About Us

Sandy McLeod

Sandy McLeod is an Academy Award nominated independent filmmaker, with experience in most of the major areas of filmmaking. She formed Make-Do Productions in 1992 as an outlet for her own work, but her producing and directing career began with the formation of Working Pictures, a production company for feature film directors who wanted to try their hand at music videos—a new concept at that time. She worked with many industry leaders including Michael Lindsey- Hogg, Alex Cox, Jonathan Demme, John Sayles, UB40, Bruce Springsteen, Chrissy Hynde, and Roy Orbison.

This experience led to Sandy’s directorial debut in music videos, when she directed a series for VH1 called The Sixties. Her next film was Doll Day Afternoon, a short film she directed for Saturday Night Live. The film was so well received it went on to be shown in museums nationwide, including the Boston Museum of Fine Art, the Walker Art Center, and the Dallas Museum of Fine Art. She conceptualized and directed a Talking Heads’ music video which was featured at the New York Film Festival and is now part of the permanent collection in New York’s Museum of Modern Art.

She produced, directed and wrote segments of an AIDS awareness project aired by CBS called Red, Hot and Blue, which was used as an early educational tool for AIDS awareness. It was an international collaboration that included musicians and artists from all over the world including Wim Wenders, Jim Jarmusch, Tom Waits, Annie Lennox, U2, Iggy Pop, Debbie Harry, the Neville Brothers, and Sinead O’Connor. The project led to an MTV special called Nothin but a She Thang in which she created segments promoting women’s awareness.

In her film career, Sandy began as a script supervisor working with such diverse directors as Richard Attenborough, Karel Reisz, Paul Schrader and Taylor Hackford. Working behind the camera resulted in an acting role in the Jonathan Demme film, “Last Embrace.” She later had roles in “Melvin and Howard,” “Tootsie,” “Something Wild,” and “City of Hope.” She starred in an independently produced film noir which was invited to the Director’s Fortnight at the Cannes Film Festival. Her performance was critically acclaimed. Joe Gelmis of Newsday wrote, “The best thing about Variety is Sandy McLeod’s perfect blend of intelligence and intelligent watchfulness. She makes thought visible.” This stint in front of the camera later proved to be invaluable in working with actors.

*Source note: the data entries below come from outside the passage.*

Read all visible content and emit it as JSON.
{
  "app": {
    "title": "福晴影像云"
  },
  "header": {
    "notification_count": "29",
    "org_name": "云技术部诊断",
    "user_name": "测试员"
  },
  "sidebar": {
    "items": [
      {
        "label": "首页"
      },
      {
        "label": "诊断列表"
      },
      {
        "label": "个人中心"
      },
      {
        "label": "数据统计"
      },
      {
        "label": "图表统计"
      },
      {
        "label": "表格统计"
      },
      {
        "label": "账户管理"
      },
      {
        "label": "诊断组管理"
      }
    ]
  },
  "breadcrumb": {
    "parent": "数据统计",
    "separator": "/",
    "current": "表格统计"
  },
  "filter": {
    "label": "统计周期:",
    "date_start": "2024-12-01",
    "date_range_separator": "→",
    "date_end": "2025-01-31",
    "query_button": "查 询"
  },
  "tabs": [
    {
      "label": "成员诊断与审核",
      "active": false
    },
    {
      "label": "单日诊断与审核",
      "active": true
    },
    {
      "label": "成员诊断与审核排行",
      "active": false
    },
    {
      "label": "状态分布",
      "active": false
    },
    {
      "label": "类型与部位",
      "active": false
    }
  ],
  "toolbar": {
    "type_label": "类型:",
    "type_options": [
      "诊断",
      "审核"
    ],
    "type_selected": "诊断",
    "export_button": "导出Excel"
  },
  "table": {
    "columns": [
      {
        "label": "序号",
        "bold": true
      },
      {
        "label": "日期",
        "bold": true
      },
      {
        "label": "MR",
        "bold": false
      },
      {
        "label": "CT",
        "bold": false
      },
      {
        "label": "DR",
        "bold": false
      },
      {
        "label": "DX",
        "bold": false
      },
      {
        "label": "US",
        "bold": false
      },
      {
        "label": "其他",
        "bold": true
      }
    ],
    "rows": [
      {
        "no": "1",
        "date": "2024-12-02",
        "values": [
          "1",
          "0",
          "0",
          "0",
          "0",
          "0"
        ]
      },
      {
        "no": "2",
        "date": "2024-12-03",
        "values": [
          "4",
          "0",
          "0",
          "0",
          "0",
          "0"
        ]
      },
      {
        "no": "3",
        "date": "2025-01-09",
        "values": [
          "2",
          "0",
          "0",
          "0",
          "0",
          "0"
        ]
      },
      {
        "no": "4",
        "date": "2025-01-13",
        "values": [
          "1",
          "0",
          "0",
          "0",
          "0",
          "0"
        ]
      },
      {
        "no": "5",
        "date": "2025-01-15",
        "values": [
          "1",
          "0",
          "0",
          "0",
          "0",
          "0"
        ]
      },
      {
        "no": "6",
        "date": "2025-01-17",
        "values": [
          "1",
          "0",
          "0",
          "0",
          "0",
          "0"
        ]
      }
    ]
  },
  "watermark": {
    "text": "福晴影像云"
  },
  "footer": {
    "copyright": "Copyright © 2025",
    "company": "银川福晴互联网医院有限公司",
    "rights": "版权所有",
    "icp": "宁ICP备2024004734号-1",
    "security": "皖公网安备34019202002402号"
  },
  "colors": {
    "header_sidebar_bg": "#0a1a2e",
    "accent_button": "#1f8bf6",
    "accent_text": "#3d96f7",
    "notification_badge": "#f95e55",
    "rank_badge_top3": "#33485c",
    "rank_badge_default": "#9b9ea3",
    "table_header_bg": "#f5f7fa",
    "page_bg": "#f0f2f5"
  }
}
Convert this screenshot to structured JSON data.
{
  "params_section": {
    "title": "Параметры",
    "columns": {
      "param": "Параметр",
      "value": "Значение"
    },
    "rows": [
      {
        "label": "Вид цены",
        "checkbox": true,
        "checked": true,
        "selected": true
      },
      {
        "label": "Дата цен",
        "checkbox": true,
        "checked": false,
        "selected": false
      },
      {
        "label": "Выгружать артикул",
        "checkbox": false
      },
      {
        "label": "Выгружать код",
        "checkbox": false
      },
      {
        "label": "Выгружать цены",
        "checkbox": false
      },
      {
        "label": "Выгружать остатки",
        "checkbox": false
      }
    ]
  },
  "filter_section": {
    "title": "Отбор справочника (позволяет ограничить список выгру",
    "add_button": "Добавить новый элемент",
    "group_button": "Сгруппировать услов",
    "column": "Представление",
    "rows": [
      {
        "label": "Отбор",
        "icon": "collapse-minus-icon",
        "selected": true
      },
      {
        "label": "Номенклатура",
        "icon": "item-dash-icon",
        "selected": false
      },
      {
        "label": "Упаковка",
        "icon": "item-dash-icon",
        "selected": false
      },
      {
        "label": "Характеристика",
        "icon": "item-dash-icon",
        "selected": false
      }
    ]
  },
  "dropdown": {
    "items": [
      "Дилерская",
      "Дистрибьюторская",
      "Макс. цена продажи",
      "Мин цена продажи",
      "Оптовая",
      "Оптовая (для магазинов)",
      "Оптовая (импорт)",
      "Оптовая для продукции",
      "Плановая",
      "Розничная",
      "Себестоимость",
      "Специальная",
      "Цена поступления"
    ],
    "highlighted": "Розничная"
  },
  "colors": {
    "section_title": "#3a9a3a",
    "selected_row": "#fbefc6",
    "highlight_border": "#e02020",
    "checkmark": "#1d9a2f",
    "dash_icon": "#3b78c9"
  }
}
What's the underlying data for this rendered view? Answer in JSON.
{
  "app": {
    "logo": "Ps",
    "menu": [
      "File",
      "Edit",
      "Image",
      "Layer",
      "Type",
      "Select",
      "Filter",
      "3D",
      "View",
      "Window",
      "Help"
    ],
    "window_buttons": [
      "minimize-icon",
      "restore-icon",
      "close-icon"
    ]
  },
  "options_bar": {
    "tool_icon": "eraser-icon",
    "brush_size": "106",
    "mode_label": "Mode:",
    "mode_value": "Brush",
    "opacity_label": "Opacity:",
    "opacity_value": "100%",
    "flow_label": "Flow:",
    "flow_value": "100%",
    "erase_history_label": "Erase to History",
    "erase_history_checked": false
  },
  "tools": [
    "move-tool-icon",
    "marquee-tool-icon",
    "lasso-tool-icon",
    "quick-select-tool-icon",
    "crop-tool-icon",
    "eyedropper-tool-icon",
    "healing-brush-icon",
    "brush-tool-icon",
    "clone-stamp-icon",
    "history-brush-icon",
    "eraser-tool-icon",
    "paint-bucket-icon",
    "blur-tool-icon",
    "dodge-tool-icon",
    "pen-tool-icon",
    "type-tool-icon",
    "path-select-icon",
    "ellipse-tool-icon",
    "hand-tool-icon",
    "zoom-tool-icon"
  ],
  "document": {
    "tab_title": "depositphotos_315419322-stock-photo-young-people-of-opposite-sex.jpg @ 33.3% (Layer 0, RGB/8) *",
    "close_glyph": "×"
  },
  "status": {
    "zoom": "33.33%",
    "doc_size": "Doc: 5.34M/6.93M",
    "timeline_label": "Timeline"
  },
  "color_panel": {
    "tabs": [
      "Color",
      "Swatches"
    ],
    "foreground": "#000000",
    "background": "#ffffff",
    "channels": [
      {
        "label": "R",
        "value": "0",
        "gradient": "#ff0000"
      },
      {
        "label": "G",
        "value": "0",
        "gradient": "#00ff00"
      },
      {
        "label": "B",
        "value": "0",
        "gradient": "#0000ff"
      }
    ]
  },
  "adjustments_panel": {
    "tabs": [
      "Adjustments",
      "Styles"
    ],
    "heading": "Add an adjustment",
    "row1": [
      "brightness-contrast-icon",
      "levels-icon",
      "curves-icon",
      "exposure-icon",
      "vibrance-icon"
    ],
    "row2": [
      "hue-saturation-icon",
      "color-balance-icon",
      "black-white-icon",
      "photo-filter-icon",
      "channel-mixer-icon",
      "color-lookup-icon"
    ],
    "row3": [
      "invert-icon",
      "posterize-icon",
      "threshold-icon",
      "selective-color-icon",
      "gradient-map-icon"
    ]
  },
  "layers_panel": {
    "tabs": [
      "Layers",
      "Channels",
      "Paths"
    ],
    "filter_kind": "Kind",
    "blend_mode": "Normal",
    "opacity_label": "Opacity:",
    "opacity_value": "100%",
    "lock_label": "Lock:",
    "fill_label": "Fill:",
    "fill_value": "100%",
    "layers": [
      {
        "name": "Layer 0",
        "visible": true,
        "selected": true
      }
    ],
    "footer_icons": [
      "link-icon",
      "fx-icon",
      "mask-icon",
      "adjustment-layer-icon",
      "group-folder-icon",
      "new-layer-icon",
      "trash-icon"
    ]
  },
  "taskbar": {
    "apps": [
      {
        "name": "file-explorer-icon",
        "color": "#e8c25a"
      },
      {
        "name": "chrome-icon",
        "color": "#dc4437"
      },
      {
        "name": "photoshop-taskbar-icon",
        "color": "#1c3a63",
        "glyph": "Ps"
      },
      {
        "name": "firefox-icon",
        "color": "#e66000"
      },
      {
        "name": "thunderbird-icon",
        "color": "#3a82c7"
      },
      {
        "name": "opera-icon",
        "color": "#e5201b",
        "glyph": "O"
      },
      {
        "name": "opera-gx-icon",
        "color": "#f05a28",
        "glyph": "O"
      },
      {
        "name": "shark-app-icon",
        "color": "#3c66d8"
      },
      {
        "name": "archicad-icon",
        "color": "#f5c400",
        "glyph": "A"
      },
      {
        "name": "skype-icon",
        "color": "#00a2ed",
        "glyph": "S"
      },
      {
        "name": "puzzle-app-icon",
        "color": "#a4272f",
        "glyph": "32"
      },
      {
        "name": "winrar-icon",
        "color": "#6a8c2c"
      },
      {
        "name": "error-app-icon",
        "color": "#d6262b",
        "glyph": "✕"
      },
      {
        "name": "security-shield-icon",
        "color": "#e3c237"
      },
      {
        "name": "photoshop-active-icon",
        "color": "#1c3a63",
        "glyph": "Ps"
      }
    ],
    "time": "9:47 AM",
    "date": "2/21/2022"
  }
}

She has production designed such projects as Trying Times written by Beth Henley, starring Roseanna Arquette, and Mountainview, a dance film directed by John Sayles and choreographed by Marta Renzi for “Alive From Off Center.” As visual consultant for the Talking Heads’ concert film, Stop Making Sense, Sandy worked with Jordan Cronenweth and Jonathan Demme to establish innovative textural elements of this landmark film. From there, she went on to the production designing of Swimming to Cambodia, a one-man show by Spaulding Gray. A further collaboration with Jonathan Demme resulted in a documentary for Channel 4 called, Haiti, Dreams of Democracy.

Sandy has been a long-time collaborator with John Sayles as second unit director. She is a member of the Directors Guild of America. She directed an Academy Award nominated short documentary called Asylum—a film about a Ghanaian woman who sought political asylum in the United States to escape female genital mutilation. The film also won a Gracie and was nominated for an Emmy.

She is currently finishing her first feature length documentary, The Seeds of Time.

Sandy previously served on a grants panel for Independent Television Service which provides funding to independent producers for alternative programming, and on a judging panel for UNESCO that awards prizes for the best documentary of the year.